by Kelly Stalpes, DVM

Ever notice your dog or cat scratching or rubbing at their ears? Or shaking their head? Red, itchy ears are a common reason for our small animal companions to visit the vet, and the medical name for this condition is otitis. Otitis externa is inflammation of the external ear canal, while otitis media is inflammation of the middle ear.

Certain factors can predispose or directly cause animals to develop otitis including allergies, trauma (foreign bodies), disorders that cause changes in skin cell turnover rate, tumors, parasites (ear mites), and internal and external ear conformation. The internal conformation of dog ears makes them susceptible since they have an L-shaped ear canal that is prone to swelling shut with inflammation and trapping exudates.

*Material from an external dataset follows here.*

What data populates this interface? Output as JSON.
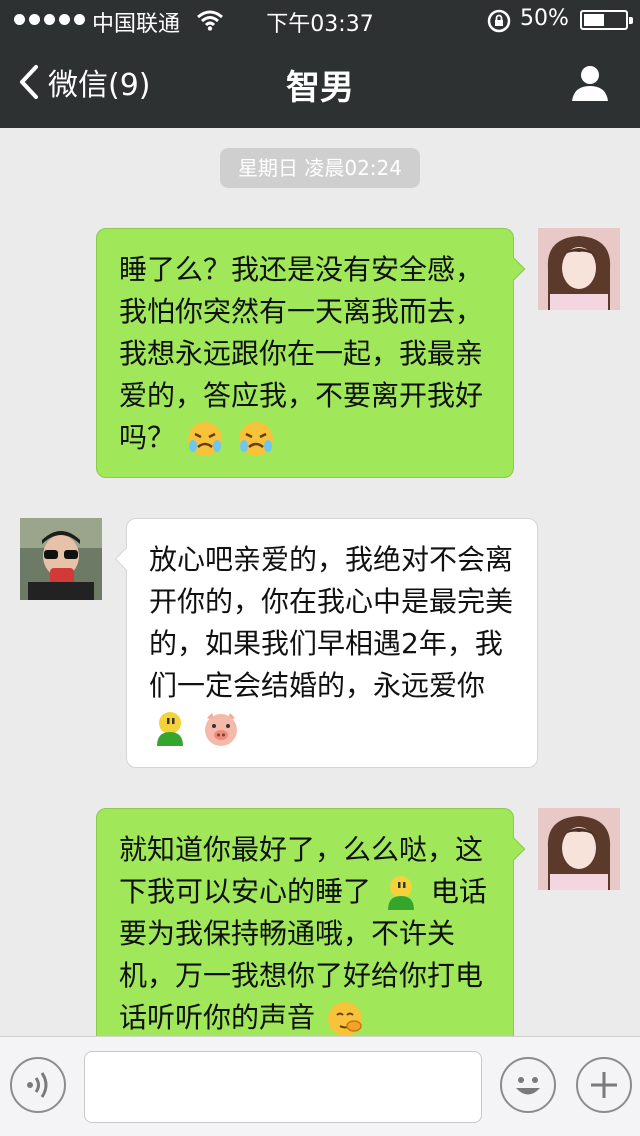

(Dog ear canal diagram from Diagnostic Imaging Atlas)

Inflammation is not only irritating and painful, but it also makes the ear more susceptible to infection with bacteria or yeast. Infection further contributes to the itching and pain, which manifests as redness of the ear, scratching, head shaking, odor, and hair loss on and around the ear.

Treatment for otitis consists of treating the underlying cause of inflammation and the infection. Both issues need to be resolved in order for the ears to return to a normal, healthy state, which is why it is important for your veterinarian to obtain a good history of the problem, do a thorough exam of the external and internal ear with an otoscope, and get a smear of the exudate in the ear to look at a sample under the microscope (cytology). The history can help determine if allergies are an underlying cause. Until the allergies are controlled, otitis and ear infections will recur. The otoscope allows for better visualization of the ear canal and the potential presence of any foreign bodies, polyps, or masses. It is also a way to visualize the ear drum to determine if it is intact or ruptured. The smear (cytology) allows evaluation for bacteria, yeast, and parasites. All are very itchy and it is important to determine if one or more is present so appropriate treatment can be initiated. Sometimes imaging (such as x-rays) may also be necessary to further evaluate disease of the middle ear.

Specific treatments are case and patient dependent, but often consist of anti-inflammatory medication, cleaning the ears, and specific treatment to clear the infection. A recheck examination, including cytology, is important to monitor the efficacy of the treatment, and if the treatment protocol should be continued, changed, or discontinued.

If you notice your pet is head shaking, scratching the ears, or has increased redness or odor in the ear, please contact your veterinarian. Otitis is uncomfortable and and the itching and self-trauma can perpetuate the problem if it is not addressed and treated. Please call the clinic at 970-963-2371 if you have any concerns about otitis in your pet.